DALLAS -- The Pirates do not expect first baseman Derrek Lee to negotiate his next contract until after the top two free-agent first basemen -- Albert Pujols and Prince Fielder -- solidify theirs. With that as an expectation, it then seems unlikely that Lee would accept the Pirates' arbitration offer.
The deadline for Type A and B free agents (Lee falls in the Type B category) to accept or reject an arbitration offer is midnight on Wednesday, and it does not appear likely that Pujols and Fielder will both have their futures resolved by then.
Lee would be wise to wait until after Pujols and Fielder land, as that could open up a bigger market for the 36-year-old veteran. He hit just .246 with 12 homers and 41 RBIs while earning $7.25 million in 2011. However, Lee did end the year with a .337 average after being traded to Pittsburgh at the July non-waiver Trade Deadline.
The Pirates have maintained their interest in Lee since the season ended and are under the impression that Lee will return to the Majors in 2012. That latter point is newsworthy, as Lee did leave open the possibility of retirement when asked to discuss his future in late September.
"The intention that we've gotten is yes, he intends to play next year, but [for] the right fit and the right opportunity," said Pirates general manager Neal Huntington, who also confirmed that the Pirates will not stop pursuing Lee if he rejects their arbitration offer.
Though first base would seem the most obvious position for the Pirates to upgrade, Huntington did not characterize that as a must. He noted the club does have internal candidates to fill that hole, though it's debatable whether those options would provide the offensive punch the Pirates seemingly need.

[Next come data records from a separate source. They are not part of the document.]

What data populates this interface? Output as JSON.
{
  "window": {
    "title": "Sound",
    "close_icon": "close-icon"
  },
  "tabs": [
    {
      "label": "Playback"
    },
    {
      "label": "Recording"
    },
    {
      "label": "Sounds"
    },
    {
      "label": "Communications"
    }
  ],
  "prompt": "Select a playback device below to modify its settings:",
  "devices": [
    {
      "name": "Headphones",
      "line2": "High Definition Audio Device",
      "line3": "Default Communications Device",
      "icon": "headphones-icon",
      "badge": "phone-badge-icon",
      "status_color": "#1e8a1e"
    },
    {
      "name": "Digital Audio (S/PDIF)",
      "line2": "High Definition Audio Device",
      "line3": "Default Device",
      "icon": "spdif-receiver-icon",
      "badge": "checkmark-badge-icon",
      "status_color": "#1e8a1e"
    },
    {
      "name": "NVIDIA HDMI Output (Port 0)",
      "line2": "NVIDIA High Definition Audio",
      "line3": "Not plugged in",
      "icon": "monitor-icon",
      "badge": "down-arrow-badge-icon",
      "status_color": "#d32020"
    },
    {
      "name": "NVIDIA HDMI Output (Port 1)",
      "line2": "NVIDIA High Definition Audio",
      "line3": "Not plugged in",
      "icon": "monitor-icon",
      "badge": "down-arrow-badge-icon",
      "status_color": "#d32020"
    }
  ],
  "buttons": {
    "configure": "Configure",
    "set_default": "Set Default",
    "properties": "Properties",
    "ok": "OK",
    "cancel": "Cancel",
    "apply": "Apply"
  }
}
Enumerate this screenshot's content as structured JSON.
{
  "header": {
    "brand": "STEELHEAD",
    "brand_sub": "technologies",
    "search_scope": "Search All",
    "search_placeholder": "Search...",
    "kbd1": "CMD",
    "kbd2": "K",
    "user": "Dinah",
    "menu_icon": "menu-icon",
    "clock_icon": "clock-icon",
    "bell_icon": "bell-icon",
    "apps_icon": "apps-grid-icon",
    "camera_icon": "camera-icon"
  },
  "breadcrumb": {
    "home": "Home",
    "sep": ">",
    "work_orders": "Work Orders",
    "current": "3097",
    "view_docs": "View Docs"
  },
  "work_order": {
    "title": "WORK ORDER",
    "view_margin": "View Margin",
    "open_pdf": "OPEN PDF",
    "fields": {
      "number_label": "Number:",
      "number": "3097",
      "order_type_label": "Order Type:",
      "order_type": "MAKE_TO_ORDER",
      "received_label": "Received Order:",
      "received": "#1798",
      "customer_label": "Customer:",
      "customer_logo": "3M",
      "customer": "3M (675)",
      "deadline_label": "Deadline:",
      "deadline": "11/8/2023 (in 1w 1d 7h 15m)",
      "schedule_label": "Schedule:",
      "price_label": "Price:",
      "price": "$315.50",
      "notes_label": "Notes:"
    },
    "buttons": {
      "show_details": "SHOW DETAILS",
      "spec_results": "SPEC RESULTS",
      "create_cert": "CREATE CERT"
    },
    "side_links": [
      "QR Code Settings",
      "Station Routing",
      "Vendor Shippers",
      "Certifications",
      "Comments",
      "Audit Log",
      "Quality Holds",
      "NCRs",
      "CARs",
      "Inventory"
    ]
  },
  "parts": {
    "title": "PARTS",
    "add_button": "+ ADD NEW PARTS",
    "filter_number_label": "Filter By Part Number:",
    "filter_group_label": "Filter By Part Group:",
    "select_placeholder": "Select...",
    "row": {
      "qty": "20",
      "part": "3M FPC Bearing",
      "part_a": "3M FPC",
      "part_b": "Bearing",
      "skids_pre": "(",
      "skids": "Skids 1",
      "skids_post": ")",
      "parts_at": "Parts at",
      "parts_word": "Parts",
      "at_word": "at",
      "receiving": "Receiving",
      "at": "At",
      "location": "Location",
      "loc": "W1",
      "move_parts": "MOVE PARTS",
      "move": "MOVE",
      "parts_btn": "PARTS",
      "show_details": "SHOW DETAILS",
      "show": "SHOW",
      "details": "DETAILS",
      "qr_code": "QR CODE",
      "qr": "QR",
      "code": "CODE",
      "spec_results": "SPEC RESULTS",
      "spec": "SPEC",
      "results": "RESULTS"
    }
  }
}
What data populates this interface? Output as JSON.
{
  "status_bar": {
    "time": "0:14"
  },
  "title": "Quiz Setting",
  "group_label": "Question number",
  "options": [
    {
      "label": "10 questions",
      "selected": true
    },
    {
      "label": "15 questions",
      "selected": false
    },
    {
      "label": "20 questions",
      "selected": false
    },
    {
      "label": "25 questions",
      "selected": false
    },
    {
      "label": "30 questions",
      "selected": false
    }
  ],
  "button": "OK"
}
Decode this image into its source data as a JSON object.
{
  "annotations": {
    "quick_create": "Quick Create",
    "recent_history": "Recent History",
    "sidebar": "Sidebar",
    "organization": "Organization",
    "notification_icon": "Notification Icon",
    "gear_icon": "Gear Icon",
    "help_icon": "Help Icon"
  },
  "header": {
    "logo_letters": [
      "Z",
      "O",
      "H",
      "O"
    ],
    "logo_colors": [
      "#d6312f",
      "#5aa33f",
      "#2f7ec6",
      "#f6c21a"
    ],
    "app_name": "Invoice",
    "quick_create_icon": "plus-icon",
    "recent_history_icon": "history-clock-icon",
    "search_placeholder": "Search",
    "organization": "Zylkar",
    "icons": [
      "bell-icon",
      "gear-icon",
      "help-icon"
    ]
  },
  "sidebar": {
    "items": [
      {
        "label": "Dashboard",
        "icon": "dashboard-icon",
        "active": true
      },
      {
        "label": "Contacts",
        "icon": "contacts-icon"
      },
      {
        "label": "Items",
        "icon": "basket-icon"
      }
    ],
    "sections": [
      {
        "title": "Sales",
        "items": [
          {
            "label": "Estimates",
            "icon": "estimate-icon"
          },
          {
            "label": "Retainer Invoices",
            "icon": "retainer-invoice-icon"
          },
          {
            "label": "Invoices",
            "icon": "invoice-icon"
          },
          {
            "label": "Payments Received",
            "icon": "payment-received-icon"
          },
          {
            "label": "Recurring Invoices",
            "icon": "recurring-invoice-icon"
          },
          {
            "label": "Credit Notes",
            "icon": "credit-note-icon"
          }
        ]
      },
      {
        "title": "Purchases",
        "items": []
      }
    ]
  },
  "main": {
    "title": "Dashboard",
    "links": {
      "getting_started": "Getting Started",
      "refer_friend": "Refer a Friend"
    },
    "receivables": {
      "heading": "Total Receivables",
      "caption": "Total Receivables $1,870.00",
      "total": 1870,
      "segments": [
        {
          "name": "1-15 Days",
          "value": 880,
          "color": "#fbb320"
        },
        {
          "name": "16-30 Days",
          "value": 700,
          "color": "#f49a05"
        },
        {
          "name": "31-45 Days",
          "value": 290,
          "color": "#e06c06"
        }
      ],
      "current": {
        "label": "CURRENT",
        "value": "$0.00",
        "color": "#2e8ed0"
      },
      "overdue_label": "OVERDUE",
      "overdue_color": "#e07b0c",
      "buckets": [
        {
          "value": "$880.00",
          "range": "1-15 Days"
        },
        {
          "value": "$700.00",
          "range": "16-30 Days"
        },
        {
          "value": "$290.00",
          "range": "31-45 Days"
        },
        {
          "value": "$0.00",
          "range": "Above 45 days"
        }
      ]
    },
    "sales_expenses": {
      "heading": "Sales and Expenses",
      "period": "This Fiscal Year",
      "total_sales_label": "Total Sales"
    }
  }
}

Those internal candidates include Garrett Jones, Matt Hague and non-roster invitees Nick Evans and Jake Fox.
Of course, the Pirates might be left little choice but to go with some combination of these four players, given the limited number of available free-agent first basemen.
"We've got some holes we're looking to fill, but we don't feel like we desperately have to do anything," Huntington said. "That's a pretty good spot to be in. If we can upgrade? Outstanding. Upgrade at an appropriate acquisition cost, even better."